Green Roofs Expand Green Spaces
According to the Environmental Health Research Foundation, each day a 50-foot by 50-foot green space releases enough oxygen to support a family of four, and the Center for Disease Control and Prevention (CDC) points to the positive mental health benefits of being exposed to parks and green spaces.
Green roofs offer various opportunities for owners and employees to experience a little bit of nature. For example, the Fairmont Hotel in downtown Dallas developed a vegetable garden green roof, which allows the kitchen to provide fresh, locally grown herbs, spices and seasonal vegetables that go straight from the garden to the plate.

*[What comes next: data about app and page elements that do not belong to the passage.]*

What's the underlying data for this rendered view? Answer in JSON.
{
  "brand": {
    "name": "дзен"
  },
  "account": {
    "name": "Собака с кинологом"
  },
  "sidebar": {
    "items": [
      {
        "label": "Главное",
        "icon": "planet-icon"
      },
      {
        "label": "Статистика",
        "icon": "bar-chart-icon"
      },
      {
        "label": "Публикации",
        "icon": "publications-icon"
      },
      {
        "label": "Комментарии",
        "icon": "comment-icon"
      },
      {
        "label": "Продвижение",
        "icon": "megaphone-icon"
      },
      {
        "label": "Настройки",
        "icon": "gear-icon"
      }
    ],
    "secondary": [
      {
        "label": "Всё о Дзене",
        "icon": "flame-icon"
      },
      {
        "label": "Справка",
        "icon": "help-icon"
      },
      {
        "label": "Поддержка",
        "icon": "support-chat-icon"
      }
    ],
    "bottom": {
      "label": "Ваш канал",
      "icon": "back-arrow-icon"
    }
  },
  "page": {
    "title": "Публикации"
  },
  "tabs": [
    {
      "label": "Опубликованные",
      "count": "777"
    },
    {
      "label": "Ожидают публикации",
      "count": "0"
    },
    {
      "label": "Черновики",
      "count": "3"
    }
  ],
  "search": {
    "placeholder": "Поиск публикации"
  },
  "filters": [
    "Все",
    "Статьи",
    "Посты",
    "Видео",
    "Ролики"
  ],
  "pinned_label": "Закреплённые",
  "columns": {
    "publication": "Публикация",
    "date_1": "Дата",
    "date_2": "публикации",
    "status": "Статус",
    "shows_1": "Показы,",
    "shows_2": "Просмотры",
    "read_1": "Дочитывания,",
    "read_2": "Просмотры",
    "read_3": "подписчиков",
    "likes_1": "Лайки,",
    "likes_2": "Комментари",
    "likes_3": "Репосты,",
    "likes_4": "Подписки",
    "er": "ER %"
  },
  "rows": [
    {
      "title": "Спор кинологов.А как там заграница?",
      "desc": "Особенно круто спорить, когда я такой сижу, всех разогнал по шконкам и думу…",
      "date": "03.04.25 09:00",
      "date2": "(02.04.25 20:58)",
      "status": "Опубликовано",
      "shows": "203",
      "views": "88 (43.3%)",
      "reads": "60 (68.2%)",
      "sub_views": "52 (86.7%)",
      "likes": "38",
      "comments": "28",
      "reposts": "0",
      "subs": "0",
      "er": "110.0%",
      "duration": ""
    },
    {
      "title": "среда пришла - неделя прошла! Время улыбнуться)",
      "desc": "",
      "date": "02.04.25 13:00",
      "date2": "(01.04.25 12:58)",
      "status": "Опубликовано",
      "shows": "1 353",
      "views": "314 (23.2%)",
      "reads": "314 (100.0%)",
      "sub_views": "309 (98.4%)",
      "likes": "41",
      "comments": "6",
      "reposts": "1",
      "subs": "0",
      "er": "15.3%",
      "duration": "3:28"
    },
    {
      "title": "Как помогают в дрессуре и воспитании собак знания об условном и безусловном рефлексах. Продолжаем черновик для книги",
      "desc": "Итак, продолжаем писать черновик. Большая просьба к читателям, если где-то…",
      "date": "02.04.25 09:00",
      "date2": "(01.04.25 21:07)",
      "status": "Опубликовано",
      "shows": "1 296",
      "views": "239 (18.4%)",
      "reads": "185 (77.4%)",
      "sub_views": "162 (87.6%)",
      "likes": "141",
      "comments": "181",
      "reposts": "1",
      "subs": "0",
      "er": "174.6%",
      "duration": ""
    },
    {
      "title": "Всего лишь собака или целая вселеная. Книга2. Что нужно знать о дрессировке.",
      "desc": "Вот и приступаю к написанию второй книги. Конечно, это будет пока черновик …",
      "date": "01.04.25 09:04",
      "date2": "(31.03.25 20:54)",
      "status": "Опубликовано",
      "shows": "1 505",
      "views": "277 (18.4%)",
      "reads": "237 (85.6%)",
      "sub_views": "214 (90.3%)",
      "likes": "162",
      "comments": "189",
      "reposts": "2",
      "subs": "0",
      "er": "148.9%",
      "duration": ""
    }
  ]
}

At the University of North Texas (UNT) Business Leadership building, a series of outdoor green roof spaces created by Southern Botanical and Lindsey White of Caye Cook and Associates allows students and faculty an opportunity to leave the classroom and office to take a break to reflect and study.
These spaces also help with the conservation of energy for the facility by increasing natural lighting within interior rooms and corridors. In turn, the increased natural light offers an opportunity to save on energy and lighting costs for the facility.
But there are also some concrete reasons for installing a green roof.
Green roofs can protect the roof membrane from elements that can be destructive, such as extreme heat and cold, water, mechanical damage and ultraviolet rays. In some cases, a green roof can double or triple the life of the membrane when properly installed and maintained.
Additionally, there are energy savings since a green roof acts as an insulator. Green roofs can also mitigate the heat island effect, reduce rainwater runoff, and to some extent, replace the flora that was destroyed by the footprint of the building.
For many cities, a compelling reason for green roofs is to offset the underlying, weak urban infrastructure that is overwhelmed by rainwater runoff.
New York City, for example, has an antiquated sewage system which, when overwhelmed by rainwater, forces the city to dump raw sewage into local bodies of water and makes New York beaches unusable for several days thereafter. In this instance, green roofs absorb 80 percent of the water that lands on them, so they can be a strategy to reduce the amount of water that reaches urban infrastructures.
Expecting Positive Growth for Green Roofs
The USGBC and its LEED certification program are spurring on the design and installation of green roofs all over the country. There are some regional variations, but that is often tied to climate. In Texas, for example, extreme temperatures can be somewhat of a limiting factor.
The increase in green roofs is often a matter of education, cost and technology, but signs indicate that they will become more productive and/or habitat-oriented. Green roofs will become popular as a site for food production, a habitat for beneficial insects, a way station for migratory birds and so on. This is a trend that is already happening in some cities and will continue to expand as food prices rise, and natural habitats continue to be reduced by population pressure.
And green roofs will continue to grow as a market segment as they establish track records and are supported by legislation.
For example, New York City gives a tax rebate for green roofs more than a certain square footage because the city recognizes that every square foot of green roof means less money it will have to spend upgrading the sewer and rainwater infrastructure.
In the end, consider function first and make sure your building and location are amenable to a green roof, or be clear on the extent of changes that need to be made and costs that need to be incurred for it to function properly and safely. Then be clear on the “why.” If the “why” is that you want to reap the qualitative benefits for employees and the environment, that is okay, too.